Skulls of the Shogun Review
A welcome change of pace from usual strategy genre entries
Posted by Nick Capozzoli (Rook) on Mar 4, 2013 - 8:04pm EST (275 days ago)
The Ghast Samurai
Had I not known that I was dead already,
Ōta Dōkan, a famous samurai-monk, composed that poem right after he was sentenced to death in 1486. In Japan’s feudal era, it was common for learned samurai to compose such jisei, or death poetry, when they felt their end’s approach. But if the afterlife is anything like its portrayal in Skulls of the Shogun then they might not have been in such a hurry to put pen to paper. In 17-BIT’s inaugural strategy game, death means taking up one's spot at the end of the line into the afterlife proper. The current wait time? Just a few thousand years or so.
That’s the situation that bloodthirsty General Akamoto finds himself in when he’s backstabbed by his second-in-command mere seconds after his greatest victory. But in life, so it goes in death, and Akamoto isn’t the type to wait patiently for his turn. So when he learns that his betrayer has died, stolen his identity, and risen to the rank of non-corporeal generalissimo, it’s time to recruit some hirelings and stage a little rebellion.
Said rebellion plays out across a netherworld of floating islands (think: Toejam and Earl) that represent the changing seasons. It's a distinctly poetic metaphor for this march through the afterlife, and it lends itself to a gaming convention that'll instantly be familiar to most players: the "water stage", "ice stage", et al. Cultural features intertwine adroitly with themes of ghostliness to embellish the core strategy mechanics in Skulls of the Shogun. Rice paddies and temples can be “haunted” to procure resources and units respectively. A cast of colorful samurai, a few mischievous gods, and a creepy, voluptuous muse all await along the path towards sweet, sweet revenge.

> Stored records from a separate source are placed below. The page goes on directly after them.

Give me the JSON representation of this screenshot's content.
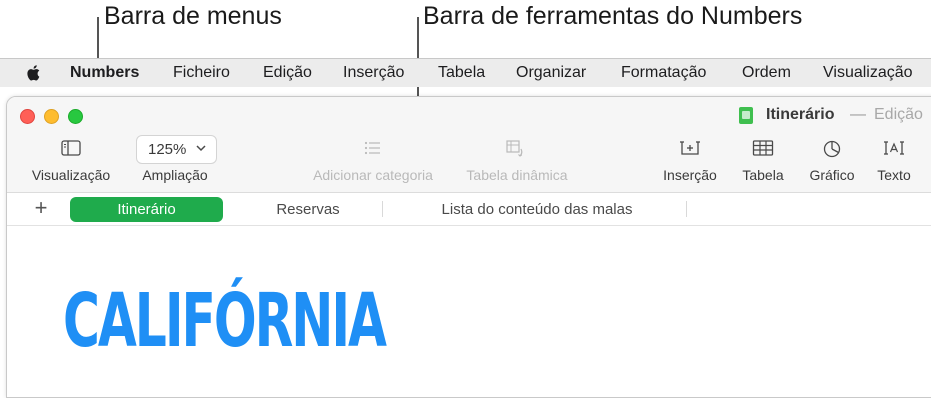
{
  "callouts": {
    "menu_bar": "Barra de menus",
    "toolbar": "Barra de ferramentas do Numbers"
  },
  "menubar": {
    "apple": "apple-icon",
    "items": [
      "Numbers",
      "Ficheiro",
      "Edição",
      "Inserção",
      "Tabela",
      "Organizar",
      "Formatação",
      "Ordem",
      "Visualização"
    ]
  },
  "window": {
    "doc_title": "Itinerário",
    "separator": "—",
    "edited_label": "Edição"
  },
  "toolbar": {
    "view": "Visualização",
    "zoom_label": "Ampliação",
    "zoom_value": "125%",
    "add_category": "Adicionar categoria",
    "pivot_table": "Tabela dinâmica",
    "insert": "Inserção",
    "table": "Tabela",
    "chart": "Gráfico",
    "text": "Texto"
  },
  "sheets": {
    "add": "+",
    "tabs": [
      "Itinerário",
      "Reservas",
      "Lista do conteúdo das malas"
    ],
    "active_index": 0
  },
  "canvas": {
    "title": "CALIFÓRNIA"
  },
  "colors": {
    "accent_tab": "#1fab4c",
    "title_blue": "#1f8ff5"
  }
}
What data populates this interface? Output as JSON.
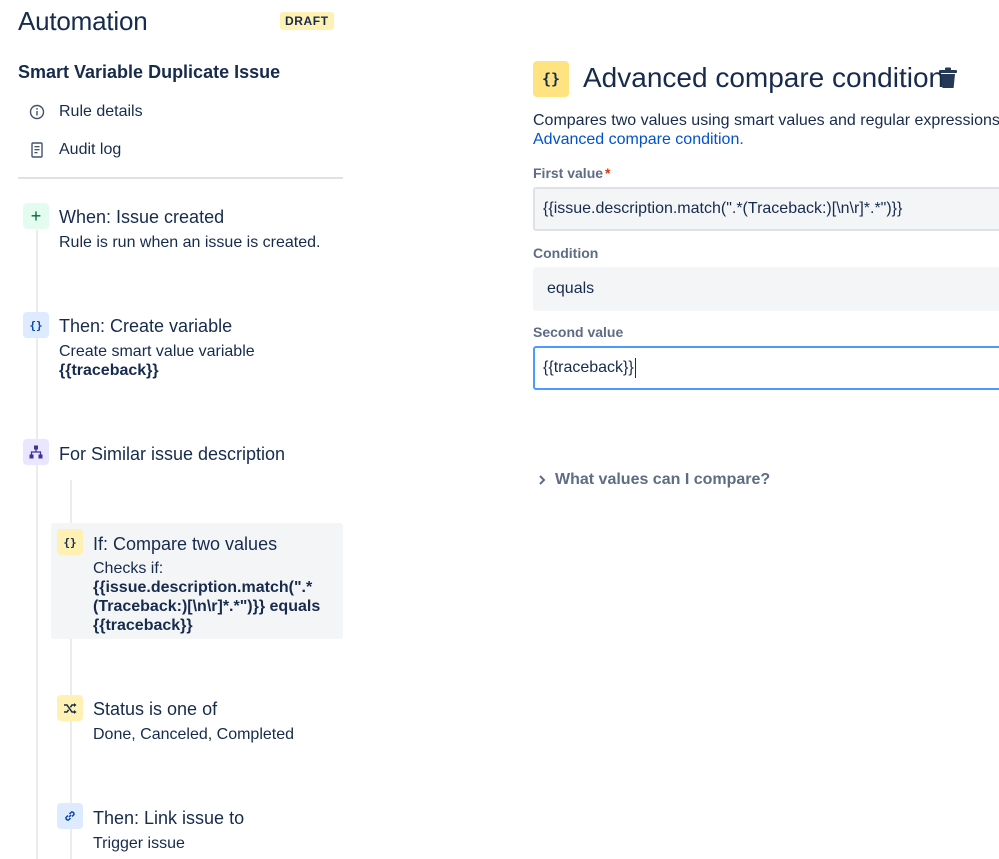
{
  "header": {
    "title": "Automation",
    "badge": "DRAFT"
  },
  "rule": {
    "name": "Smart Variable Duplicate Issue"
  },
  "sidebar": {
    "links": [
      {
        "label": "Rule details",
        "icon": "info-icon"
      },
      {
        "label": "Audit log",
        "icon": "document-icon"
      }
    ]
  },
  "steps": {
    "trigger": {
      "icon_text": "+",
      "title": "When: Issue created",
      "desc": "Rule is run when an issue is created."
    },
    "create_variable": {
      "icon_text": "{}",
      "title": "Then: Create variable",
      "desc": "Create smart value variable",
      "desc_value": "{{traceback}}"
    },
    "branch": {
      "title": "For Similar issue description"
    },
    "compare": {
      "icon_text": "{}",
      "title": "If: Compare two values",
      "desc_prefix": "Checks if:",
      "line1": "{{issue.description.match(\".*",
      "line2": "(Traceback:)[\\n\\r]*.*\")}} equals",
      "line3": "{{traceback}}"
    },
    "status": {
      "title": "Status is one of",
      "desc": "Done, Canceled, Completed"
    },
    "link": {
      "title": "Then: Link issue to",
      "desc": "Trigger issue"
    }
  },
  "panel": {
    "icon_text": "{}",
    "title": "Advanced compare condition",
    "description": "Compares two values using smart values and regular expressions.",
    "link_text": "Advanced compare condition.",
    "first_value": {
      "label": "First value",
      "required_mark": "*",
      "value": "{{issue.description.match(\".*(Traceback:)[\\n\\r]*.*\")}}"
    },
    "condition": {
      "label": "Condition",
      "value": "equals"
    },
    "second_value": {
      "label": "Second value",
      "value": "{{traceback}}"
    },
    "expander": {
      "label": "What values can I compare?"
    }
  },
  "colors": {
    "text": "#172b4d",
    "subtle": "#5e6c84",
    "link": "#0052cc",
    "badge_bg": "#fff0b3",
    "focus_border": "#4c9aff",
    "required": "#de350b"
  }
}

War, betrayal, death, and eternity...it would all be a bit heavy, were it not for Skulls of the Shogun’s playful humor and cartoon-goth art style. Between the two, they put a comedic spin on what are traditionally considered to be a pretty dour setting and subject matter. A lot of humor is mined from gaming tropes and samurai lifestyle; a personal favorite is a late-game battalion that speaks entirely in incomprehensible haiku. Unsurprisingly, the fourth wall remains standing about as long it takes to start the first level and meet your troops. Each battle, Akamoto and his opponent-du-jour field a varied host of skeleton infantry, cavalry, archers, and monks, all rendered with oversized heads and stubby little feet. When struck by an attack they emit high-pitched squeals of surprise as their bodies explode, leaving feckless (but still rather talkative!) skulls.
Skulls do more than simply lend gravitas to the game’s title. An enemy’s can actually be consumed by slightly more lively warriors for a quick boost of health and some new abilities. Monks that feast on their foes' remains are granted new spells, and all units, upon consumption of their third skull, become demons that can act twice per round. It's a mechanic that's of deep consequence to the strategic underpinnings of Skulls of the Shogun - losing units empowers the enemy, compounding the damage inflicted when a soldier is felled. This, and a number of other simple, but beneficial design decisions help Skulls of the Shogun stand out from the crowd, while still maintaining the depth and balance that are genre pillars. Capable tacticians will find a bevy of tools that must be juggled and fought over to achieve victory.